ASM offers the preeminent undergraduate fellowship program in microbiology worldwide, providing students who wish to pursue a graduate degree in microbiology with opportunities to conduct full-time summer research alongside faculty mentors and present the results of their research at the annual ASM Microbe Meeting.
“It is a real honor to be appointed the next chair of the ASM Undergraduate Research Fellowship Program,” said Dr. Visalli. “The value of the program cannot be overstated. I have been fortunate to mentor three Fellows, and all went on to receive their Ph.D.’s. I look forward to working with microbiologists across the country to select the next cohort of up-and-coming microbiologists.”
The highly competitive fellowship provides a stipend of up to $4,000, a two-year ASM student membership, and funding for travel expenses to the ASM Research Capstone Institute and ASM Microbe Meeting.
Dr. Visalli has been involved with the program for more than 15 years in various roles, including as a faculty mentor, as a reviewer and, for the past four years, as one of four national co-chairs.
He will serve as program chair for the next three years, overseeing the application, review and selection processes.
Dr. Visalli joined the faculty at Mercer in May 2012. He earned his B.S. in microbiology from Indiana University-Bloomington, Ph.D. in medical microbiology and immunology from the University of Wisconsin-Madison, and completed postdoctoral training at the Pennsylvania State University School of Medicine.
The Visalli laboratory uses Varicella-zoster virus as a model organism to understand the mechanism of viral genome (DNA) processing and packaging (i.e. encapsidation). He is interested in the function of proteins that form the encapsidation machinery (i.e. the terminase and portal proteins), portal structure and the identification of antivirals that inhibit DNA encapsidation.
He was the lead scientist involved in the identification of novel encapsidation inhibitors, and through studies with the VZV encapsidation and portal proteins, he seeks to define the mechanism of action of these inhibitors. Studies on novel antiviral compounds that specifically inhibit the encapsidation process may lead to new therapeutic strategies to treat herpesvirus infections.
Dr. Visalli is dedicated to productive student research opportunities and hands-on mentoring. The majority of peer-reviewed publications, poster presentations and oral presentations from his laboratory include one or more student researchers. His projects are designed for undergraduate, master’s level and first-year medical students.
ASM is the largest single life science society in the world, composed of more than 39,000 scientists and health professionals. ASM promotes and advances the microbial sciences through conferences, publications, certifications and educational opportunities, and enhances laboratory capacity around the globe through training and resources. It provides a network for scientists in academia, industry and clinical settings. Additionally, it promotes a deeper understanding of the microbial sciences to diverse audiences. For more information, visit www.asm.org.
About Mercer University School of Medicine (Macon, Savannah and Columbus)

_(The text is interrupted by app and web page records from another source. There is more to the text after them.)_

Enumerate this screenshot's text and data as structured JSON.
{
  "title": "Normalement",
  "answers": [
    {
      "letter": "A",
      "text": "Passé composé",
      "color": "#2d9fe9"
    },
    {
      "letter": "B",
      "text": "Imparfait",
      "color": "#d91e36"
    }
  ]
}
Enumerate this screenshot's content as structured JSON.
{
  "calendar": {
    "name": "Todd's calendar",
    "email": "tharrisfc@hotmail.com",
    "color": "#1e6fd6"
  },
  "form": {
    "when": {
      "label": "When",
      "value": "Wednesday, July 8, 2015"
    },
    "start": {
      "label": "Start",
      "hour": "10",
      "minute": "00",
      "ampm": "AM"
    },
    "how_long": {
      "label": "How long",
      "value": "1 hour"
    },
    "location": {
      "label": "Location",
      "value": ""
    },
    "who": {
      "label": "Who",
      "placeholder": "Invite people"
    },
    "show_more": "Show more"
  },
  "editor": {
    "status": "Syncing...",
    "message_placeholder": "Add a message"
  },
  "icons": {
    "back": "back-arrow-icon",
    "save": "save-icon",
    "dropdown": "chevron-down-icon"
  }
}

Mercer University’s School of Medicine was established in 1982 to educate physicians and health professionals to meet the primary care and health care needs of rural and medically underserved areas of Georgia. Today, more than 60 percent of graduates currently practice in the state of Georgia, and of those, more than 80 percent are practicing in rural or medically underserved areas of Georgia. Mercer medical students benefit from a problem-based medical education program that provides early patient care experiences. Such an academic environment fosters the early development of clinical problem-solving and instills in each student an awareness of the place of the basic medical sciences in medical practice. The School opened a full four-year campus in Savannah in 2008 at Memorial University Medical Center. In 2012, the School began offering clinical education for third- and fourth-year medical students in Columbus. Following their second year, students participate in core clinical clerkships at the School’s primary teaching hospitals: Medical Center, Navicent Health in Macon; Memorial University Medical Center in Savannah; and The Medical Center and St. Francis Hospital in Columbus. The School also offers master’s degrees in family therapy, preclinical sciences and biomedical sciences.